When we last checked in with Carson Tate, the managing partner of Working Simply was making a business case for taking time off. A real vacation—completely disconnected from technology—she argues, is the key to unlocking real innovation and productivity.
We then polled our readers and experts to cull a set of tips for unplugging. Suggestions ranged from allowing a sparing amount of office check-ins to quitting the technology compulsion cold turkey to truly restore the over-stimulated brain.
Whatever degree of relaxation you chose, one thing is inevitable: Work is waiting on the other side. So how do you soften the transition and switch gears?
“People often share with us that they don't feel like they can unhook and go offline for vacation because they will come back and get stuck in a landfill of backlog. They feel like they pay the 'vacation tax' of being out of control and never getting caught up,” says Mike Williams, CEO of the David Allen Company. Volume isn’t the issue, he maintains. Visions of hundreds of unread emails may be dancing in your head, he says, but it's the lack of processing time people allow to deal with that volume that's the biggest improvement opportunity.
Here are some strategies that work.
Before You Touch Down
Daina Middleton, global CEO of Performics, the performance marketing division of Publicis Groupe, has the good fortune of being able to travel to Hawaii often. "I always catch up on email on the return trip from vacations. The six-hour return plane ride is a great opportunity to dig out and get back up to speed on everything that happened while I was out. This helps me get my mind back in the game and mentally organizes me for the first week back so I don't feel so lost that first day in the office."
If you’re not traveling that far, Pam Horan, president of the Online Publishers Association, says when scheduling a trip she always makes sure to return by Saturday so she can devote Sunday to catch up on email. “I find that this reduces the stress and allows for a smooth re-entry to reality.”
The First Morning Back
Take it from Ask.com’s chief product and technology officer Lisa Kavanaugh. She reserves the night before returning to work to get caught up with her inbox. But even more important to hit the ground running is food. “I ensure I have a good breakfast and energy-boosting workout so that I have the stamina to power through my day," says Kavanaugh.

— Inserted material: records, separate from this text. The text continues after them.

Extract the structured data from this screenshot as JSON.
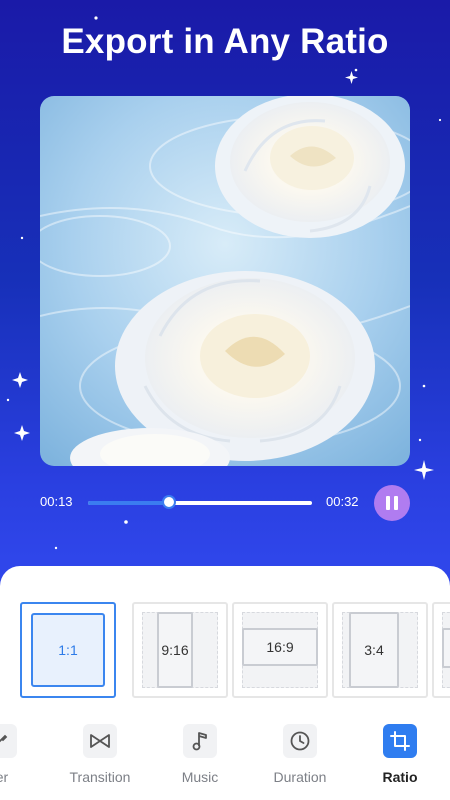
{
  "headline": "Export in Any Ratio",
  "player": {
    "current_time": "00:13",
    "total_time": "00:32",
    "progress": 0.36,
    "pause_icon": "pause-icon"
  },
  "ratios": [
    {
      "label": "1:1",
      "selected": true
    },
    {
      "label": "9:16",
      "selected": false
    },
    {
      "label": "16:9",
      "selected": false
    },
    {
      "label": "3:4",
      "selected": false
    },
    {
      "label": "",
      "selected": false
    }
  ],
  "tabs": [
    {
      "label": "ter",
      "icon": "filter-icon",
      "active": false
    },
    {
      "label": "Transition",
      "icon": "transition-icon",
      "active": false
    },
    {
      "label": "Music",
      "icon": "music-note-icon",
      "active": false
    },
    {
      "label": "Duration",
      "icon": "clock-icon",
      "active": false
    },
    {
      "label": "Ratio",
      "icon": "crop-icon",
      "active": true
    }
  ],
  "colors": {
    "accent": "#2f7df0",
    "pause_button": "#b07cf0",
    "background_top": "#1a1aa8",
    "background_bottom": "#2f46ea"
  }
}
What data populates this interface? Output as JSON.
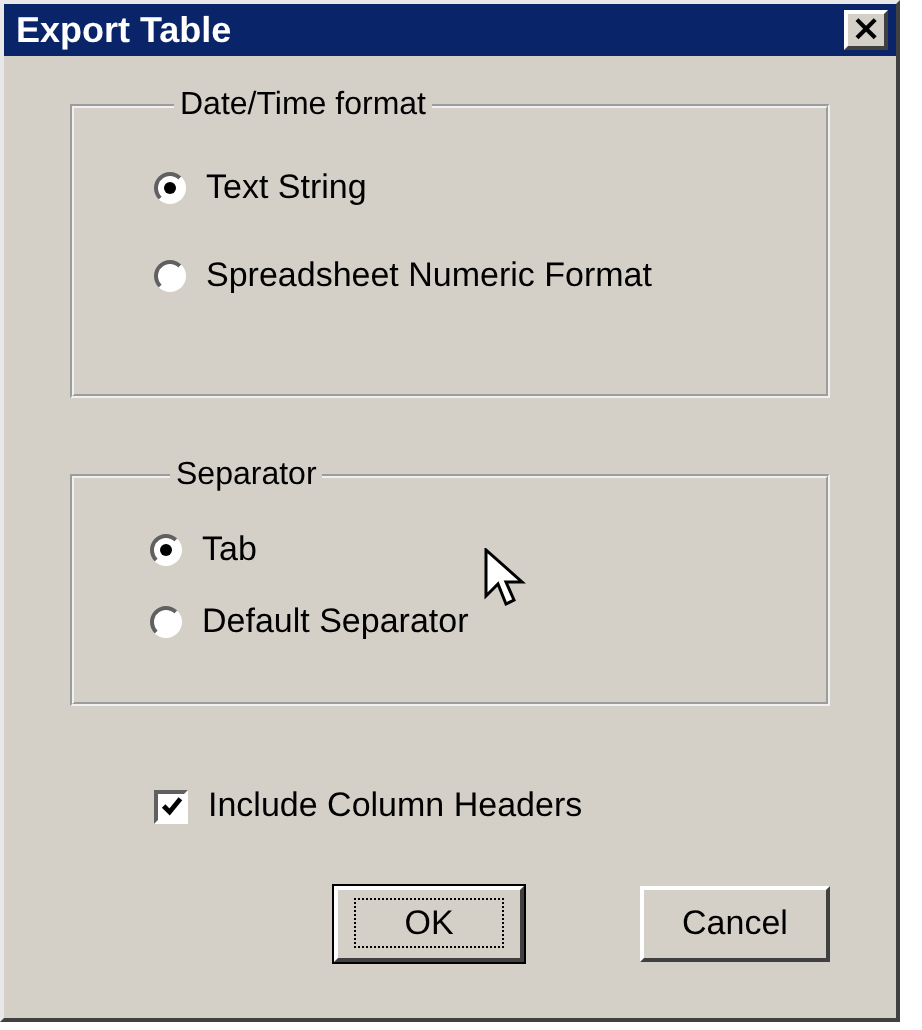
{
  "window": {
    "title": "Export Table",
    "close": "×"
  },
  "groups": [
    {
      "title": "Date/Time format",
      "options": [
        {
          "label": "Text String",
          "selected": true
        },
        {
          "label": "Spreadsheet Numeric Format",
          "selected": false
        }
      ]
    },
    {
      "title": "Separator",
      "options": [
        {
          "label": "Tab",
          "selected": true
        },
        {
          "label": "Default Separator",
          "selected": false
        }
      ]
    }
  ],
  "checkbox": {
    "label": "Include Column Headers",
    "checked": true
  },
  "buttons": [
    {
      "label": "OK",
      "default": true
    },
    {
      "label": "Cancel",
      "default": false
    }
  ]
}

Williams says a Getting Things Done strategy is to book a meeting with yourself for the sole purpose of catching up. “If you normally take 30 minutes to go through your inbox in the morning, multiply that by the number of days you've been out—or whatever good chunk of uninterrupted time you can carve out to collect, process, and organize what's come in, to get clear and current.”

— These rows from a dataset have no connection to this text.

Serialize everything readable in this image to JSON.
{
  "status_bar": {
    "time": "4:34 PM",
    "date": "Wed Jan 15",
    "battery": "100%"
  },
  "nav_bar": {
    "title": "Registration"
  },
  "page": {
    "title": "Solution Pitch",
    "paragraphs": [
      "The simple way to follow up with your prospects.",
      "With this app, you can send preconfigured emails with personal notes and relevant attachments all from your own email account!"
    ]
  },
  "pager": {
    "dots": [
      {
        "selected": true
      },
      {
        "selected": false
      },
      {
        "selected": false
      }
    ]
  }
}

Andrea Wasserman, national Bridal Director at Nordstrom, who travels a lot for work and and (some) play, uses long flights to get through emails but puts time on her calendar the first day back to re-connect with the team, return phone calls, and have any urgent meetings.
In the Buffer Zone
Tate advises creating an “expansive buffer zone” to process all those new insights gained while taking a break. “Make space in your calendar to capture them before they slip away, so you can then begin implementation,” she says.
She encourages also using this time to ask yourself some honest questions about your tasks and to-do list. “What activities started to creep into your work day that aren’t a high return on impact or aligned to your strategic goals?” she suggests asking,” and what new idea or approach are you going to start using today?” In other words, take a look at those reports you keep generating that no one is reading or missed while you were gone, and think about how you can offer the information more effectively.
Throughout the Day
“Show your photos, talk about your trip, and give yourself some grace,” says Tate. Don’t schedule very challenging work in the first two or three days back when “your brain is soaked in Coppertone.” She recommends intentionally and purposefully allowing yourself the time to ease back in. “Remember, the world didn’t collapse while you were away,” she says.
And if things start to feel overwhelming (or you’ve re-entered with the dread that you just can’t do the job any longer) Tate says take a minute to identify whether it is it the type of work, hours, the environment, the team, or your boss. “Once you identify specifically what needs to change, then drill into what you can control,” she offers. If you enjoy your work but have a challenging boss, determine what you do will do differently to better communicate.”
To combat the stuck feeling, blogger and fitness expert Carla Birnberg of MizFitOnline.com suggests taking steps before and after a break to keep things humming. “Breaks from posting are also crucial for creating compelling and interesting content,” says Birnberg. “It's when I get out there and live that I have experiences about which to blog. I even have posts where I share [news of an upcoming hiatus] with my readers as a kind of accountability for myself.”
As with exercise, Birnberg says, “The surest way to never start back is to pressure yourself to be perfect.” The difference with regular work is that you can always regroup (or in the case of Birnberg’s v-logs, re-shoot). “I’m pretty certain, once you take a breath, relax and [be] the authentic you,” she says, you’ll be able to precisely convey what you want.
The Next Day
Having trouble keeping the calm going? Tate suggests bringing a bottle of suntan lotion with you to work. Take a deep whiff when things start to feel overwhelming. “Remember, it’s a marathon not a sprint,” says Tate.
And while you’re filling up your calendar with meetings and project deadlines, don’t forget to schedule another unplugged vacation.
[Image: Flickr user Robert Vega]